Energy level: Drug use is like a roller coaster of motivation and energy. Although some mental health diagnoses mimic this pattern, consider the subject’s indicators as a whole.

Confidence: A euphoric high will increase a person’s confidence. Specifically look for major shifts that are recurring.

Mood Swings: Newer users especially are affected by mood swings. Anger is the most common, but withdrawal from many drugs causes uncontrollable depression during the onset. The euphoria that accompanies a high is just as quickly replaced by lethargy later in the day.

Memory: Many drugs are associated with forgetfulness. Short term memory loss has long been noted as a side effect of marijuana use. Benzodiazepines such as Xanax can cause even more severe memory loss. Almost all drugs will cause some level of loss of focus. In the corporate world and college smart drugs have become popular, which have the opposite effect. Adderall can help students study for an exam, but it’s important to remember that it’s an amphetamine and is just as dangerous and addictive as a street drug.

Subtle Cues of Intoxication

Most of the time heavy drug users and those that exhibit obvious symptoms are easily spotted. You’re going to use this guide to identify the not-so-obvious ones.

Drug addicts need to work and live life too. They’ve been hiding their drug use for a long time and learning to work around people noticing. An advantage to being high everyday is that people recognize your behavior as normal.

If you have reasonable suspicion that an employee, child or subordinate is impaired you should drug test them immediately. If it’s a colleague or superior, you will want to verify your suspicions as much as possible before reporting them or making an accusation. People in higher positions are more likely to be higher functioning.

You will need to pay closer attention to observe mild symptoms and associate unrelated symptoms with each other. The biggest thing is unusual behaviors or fluctuating moods. Since many of the milder signs are common in the general population you should track observation of symptoms and look for patterns. Consider giving others the benefit of doubt though; it’s just as easy for them to make accusations and find an aspect of your life or work to draw attention to.

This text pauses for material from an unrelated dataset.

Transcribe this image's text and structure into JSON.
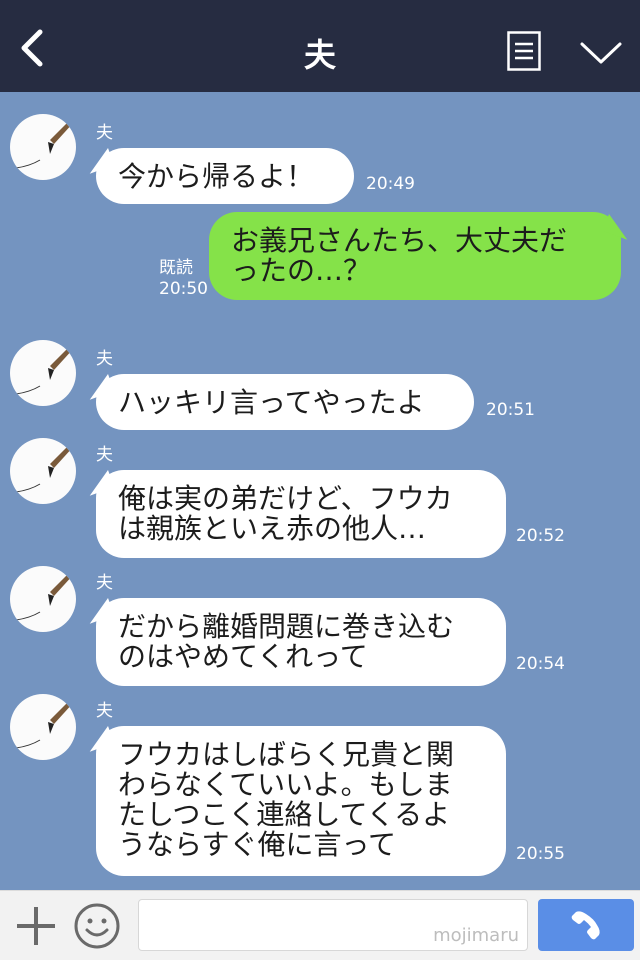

If someone that is actively concealing drug or alcohol use suspects you have noticed they may become nervous. Watch for signs like:

  • Avoiding eye contact
  • Shaking
  • Elevated heart rate

We hope this list helps you identify intoxication when it is a danger to you or those around you. Always use a drug test to confirm suspicions before issuing punishments or taking administrative actions against someone. We should all try and be more compassionate toward those with substance abuse issues, feel free to contact the staff at Drug Test City if you would like guidance on dealing with a friend, family member or co-worker that you believe has a substance abuse problem.